If the breadcrumbs make that intent clear, it's combat that allows insight into how the designers are faring - and, happily, combat may be Fable 2's masterstroke. "One-button fighting" may not sound very involving (and the name isn't misleading: melee, ranged weapons, and magic each have their own face button, and it's perfectly possible to play through the game at that level if you wish to) but deeper options are still available.
Take sword-fighting: a single press triggers a basic swipe, but moving the left stick while holding the button down gives you a flourish move: you'll do more damage, but be more vulnerable. Tapping in time with the rhythm of the music also enhances attacks, as does the game's context-sensitive system, which brings the environment into play depending on where you're standing. Spells and ranged weapons have the same depth - guns and bows can auto-target or switch to a manual aim, and a variety of different spells can be selected by varying the length of the button press, aimed with the left stick, or used in combination.
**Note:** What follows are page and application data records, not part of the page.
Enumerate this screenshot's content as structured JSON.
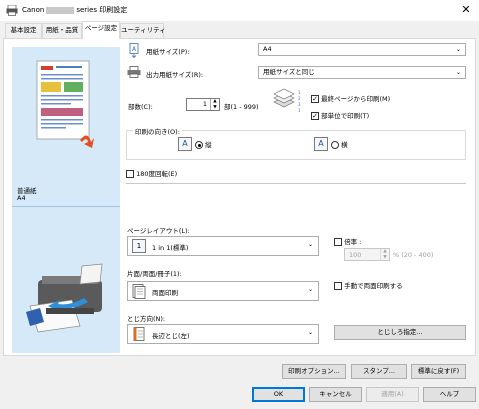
{
  "window": {
    "title_prefix": "Canon",
    "title_suffix": "series 印刷設定",
    "close_glyph": "✕"
  },
  "tabs": [
    {
      "label": "基本設定"
    },
    {
      "label": "用紙・品質"
    },
    {
      "label": "ページ設定"
    },
    {
      "label": "ユーティリティ"
    }
  ],
  "preview": {
    "media_type": "普通紙",
    "paper_size": "A4"
  },
  "page_size": {
    "label": "用紙サイズ(P):",
    "value": "A4"
  },
  "output_size": {
    "label": "出力用紙サイズ(R):",
    "value": "用紙サイズと同じ"
  },
  "copies": {
    "label": "部数(C):",
    "value": "1",
    "range": "部(1 - 999)"
  },
  "print_from_last": {
    "label": "最終ページから印刷(M)",
    "checked": true
  },
  "collate": {
    "label": "部単位で印刷(T)",
    "checked": true
  },
  "orientation": {
    "legend": "印刷の向き(O):",
    "portrait_icon": "A",
    "portrait": "縦",
    "landscape_icon": "A",
    "landscape": "横"
  },
  "rotate180": {
    "label": "180度回転(E)",
    "checked": false
  },
  "page_layout": {
    "label": "ページレイアウト(L):",
    "icon_text": "1",
    "value": "1 in 1(標準)"
  },
  "scaling": {
    "label": "倍率 :",
    "value": "100",
    "range": "% (20 - 400)"
  },
  "duplex": {
    "label": "片面/両面/冊子(1):",
    "value": "両面印刷"
  },
  "manual_duplex": {
    "label": "手動で両面印刷する"
  },
  "binding": {
    "label": "とじ方向(N):",
    "value": "長辺とじ(左)"
  },
  "margin_button": "とじしろ指定...",
  "lower_buttons": {
    "print_options": "印刷オプション...",
    "stamp": "スタンプ...",
    "defaults": "標準に戻す(F)"
  },
  "dialog_buttons": {
    "ok": "OK",
    "cancel": "キャンセル",
    "apply": "適用(A)",
    "help": "ヘルプ"
  },
  "colors": {
    "accent": "#0078d7",
    "preview_bg": "#d6e9f8"
  }
}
Our combat demo is a fight through a misty swamp, with enemies lurching out of the ground and attacking in groups. It's a genuine thrill to battle them, and the way the system allow you to switch weapons with no planning meant we were quickly chaining attacks together, finishing off nearby nasties with flourishes, then taking out ghouls in the distance with the shotgun. There are surprises everywhere, most of them delightful, such as when a force-push spell allowed us to finish off six skeletons at once by flinging them against a wall, and ultimately it's far more satisfying than you may expect from combat in a title that has so many other items on its agenda.
Slowly, then, Lionhead's game is starting to take shape out of the mess of inter-linked XBLA distractions and whirlwind marriage opportunities. Furthermore, the shape it's starting to take is a familiar one: Fable 2 is about as close as you can get to a single-player MMO. Not only does it share the same preoccupation with character evolution and customisation (which will be a lot deeper this time; Molyneux admits that many players treated the original's options as mere "Easter eggs"), it also uses a lot of the same formulas and conventions, from the way it doles out its quest-givers, to the evolution of the original game's property-buying, which now theoretically allows you to own every building in the game.
Fable 2 is as ambitious as the first game promised to be, but this time Lionhead is taking on additional challenges: trying to make this for as broad an audience as is humanly possible, without alienating anybody along the way. That sounds close to impossible, and once again, there are signs that the clutter of sheer creativity on display may result in a game that's twice as wide as it is long. But the difference this time is that we're playing the most interesting features instead of just hearing about them. The first Fable was a brilliant idea that was split somewhere between the game disk and its creators' imaginations, whereas the sequel is already coming alive on screen. Maybe Peter Molyneux has got better at planning after all.
Fable 2 is due out exclusively on Xbox 360 in October.